The Williamsburg Bridge is one of New York City's many architectural gems. When it was completed in 1903, it was the largest suspension bridge span on the planet. Since then, it's been a vital connection between Lower Manhattan and the Brooklyn neighborhood after which it is named. But a new campaign could give the 114-year-old marvel a new moniker: the Sonny Rollins Bridge.
Now, many may find themselves wondering, “Who the hell is Sonny Rollins?” Fortunately, one New Yorker is on a mission to answer that question. Since last spring, Jeff Caltabiano has been campaigning to rename the bridge after Rollins, one of the most influential jazz saxophonists of the 20th century. In 1959, then at the height of his career, Rollins went on a sabbatical from recording and touring to take up residency on the Lower East Side. Struggling to find a space to practice where he wouldn’t disturb his neighbors, he wandered out onto the pedestrian walkway of the Williamsburg Bridge. He practiced there regularly for two years in a stint that’s since become essential New York lore and the inspiration for Caltabiano’s campaign to rename the bridge.

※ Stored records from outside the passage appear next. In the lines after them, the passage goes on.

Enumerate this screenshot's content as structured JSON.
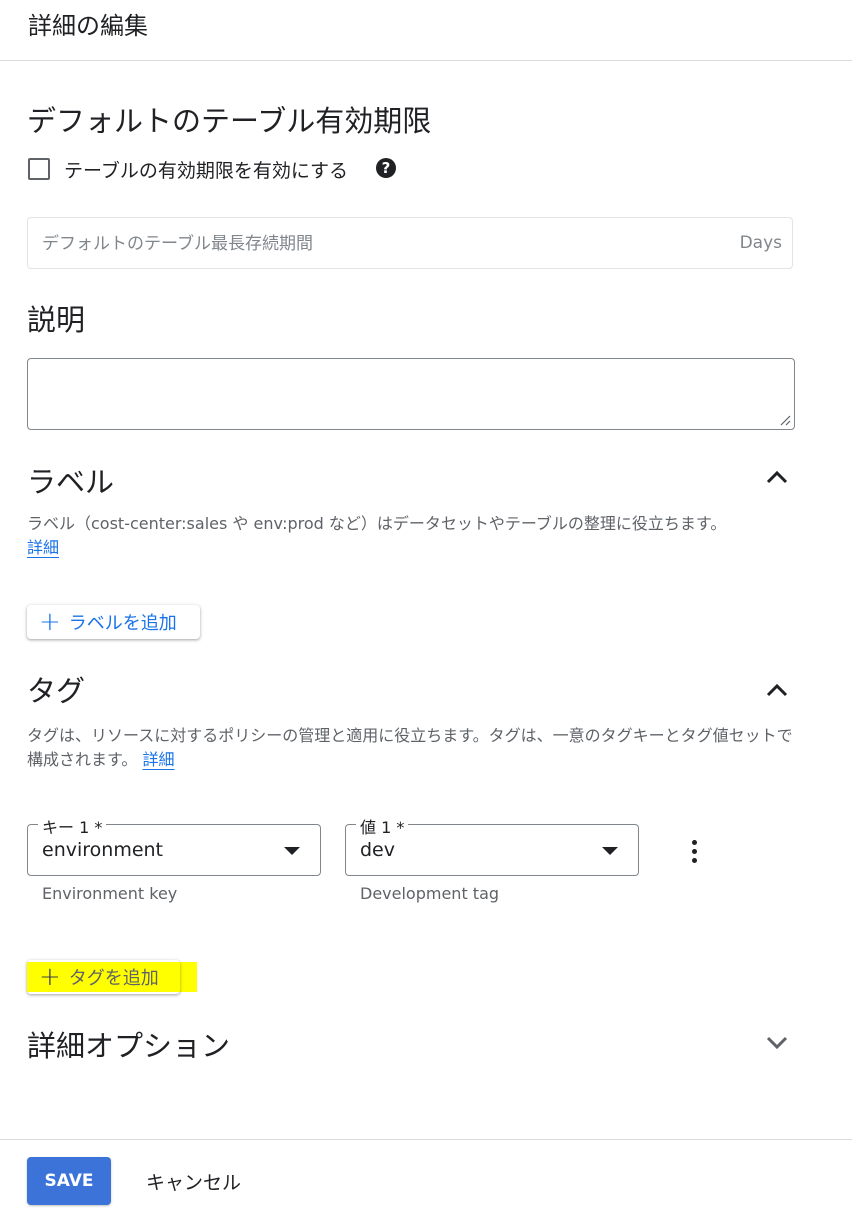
{
  "header": {
    "title": "詳細の編集"
  },
  "expiration": {
    "heading": "デフォルトのテーブル有効期限",
    "checkbox_label": "テーブルの有効期限を有効にする",
    "help_glyph": "?",
    "max_duration_placeholder": "デフォルトのテーブル最長存続期間",
    "max_duration_value": "",
    "suffix": "Days"
  },
  "description": {
    "heading": "説明",
    "value": ""
  },
  "labels": {
    "heading": "ラベル",
    "text": "ラベル（cost-center:sales や env:prod など）はデータセットやテーブルの整理に役立ちます。",
    "link": "詳細",
    "add_button": "ラベルを追加"
  },
  "tags": {
    "heading": "タグ",
    "text": "タグは、リソースに対するポリシーの管理と適用に役立ちます。タグは、一意のタグキーとタグ値セットで構成されます。",
    "link": "詳細",
    "rows": [
      {
        "key_label": "キー 1 *",
        "key_value": "environment",
        "key_hint": "Environment key",
        "value_label": "値 1 *",
        "value_value": "dev",
        "value_hint": "Development tag"
      }
    ],
    "add_button": "タグを追加",
    "highlight_color": "#ffff00"
  },
  "advanced": {
    "heading": "詳細オプション"
  },
  "footer": {
    "save": "SAVE",
    "cancel": "キャンセル"
  },
  "colors": {
    "accent": "#1a73e8",
    "save_bg": "#3b73d9"
  }
}
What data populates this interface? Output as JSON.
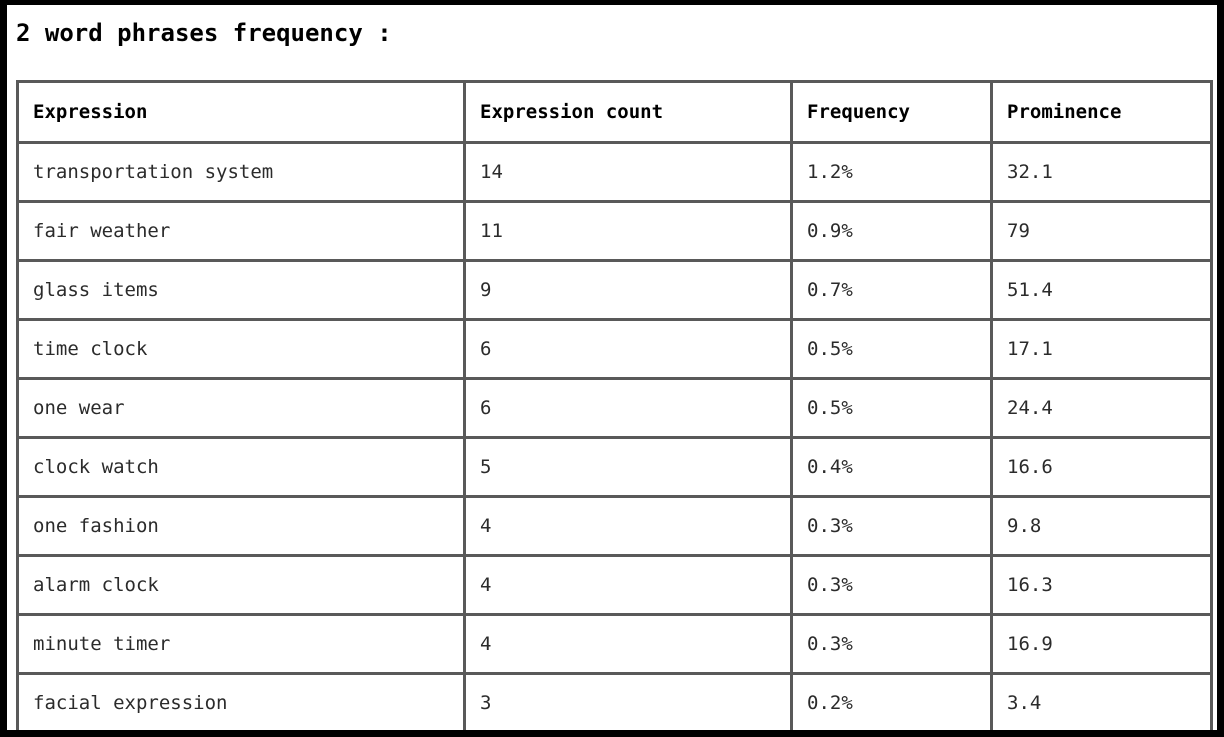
{
  "page": {
    "title": "2 word phrases frequency :",
    "background_color": "#ffffff",
    "frame_color": "#000000",
    "border_color": "#595959",
    "text_color": "#1a1a1a"
  },
  "table": {
    "columns": [
      {
        "key": "expression",
        "label": "Expression"
      },
      {
        "key": "expression_count",
        "label": "Expression count"
      },
      {
        "key": "frequency",
        "label": "Frequency"
      },
      {
        "key": "prominence",
        "label": "Prominence"
      }
    ],
    "rows": [
      {
        "expression": "transportation system",
        "expression_count": "14",
        "frequency": "1.2%",
        "prominence": "32.1"
      },
      {
        "expression": "fair weather",
        "expression_count": "11",
        "frequency": "0.9%",
        "prominence": "79"
      },
      {
        "expression": "glass items",
        "expression_count": "9",
        "frequency": "0.7%",
        "prominence": "51.4"
      },
      {
        "expression": "time clock",
        "expression_count": "6",
        "frequency": "0.5%",
        "prominence": "17.1"
      },
      {
        "expression": "one wear",
        "expression_count": "6",
        "frequency": "0.5%",
        "prominence": "24.4"
      },
      {
        "expression": "clock watch",
        "expression_count": "5",
        "frequency": "0.4%",
        "prominence": "16.6"
      },
      {
        "expression": "one fashion",
        "expression_count": "4",
        "frequency": "0.3%",
        "prominence": "9.8"
      },
      {
        "expression": "alarm clock",
        "expression_count": "4",
        "frequency": "0.3%",
        "prominence": "16.3"
      },
      {
        "expression": "minute timer",
        "expression_count": "4",
        "frequency": "0.3%",
        "prominence": "16.9"
      },
      {
        "expression": "facial expression",
        "expression_count": "3",
        "frequency": "0.2%",
        "prominence": "3.4"
      }
    ]
  }
}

That campaign has caught the attention of at least one City Council member. Stephen Levin of the 33rd district announced last week that he will be introducing legislation to name the bridge after Rollins. The move also has the support of Brooklyn Borough President Eric Adams, according to Bowery Boogie.
The measure will need a lot more support in order to pass, but it does give some legitimacy to Caltabiano’s campaign, which until recently was mostly dismissed as a jazz fanatic’s pipe dream.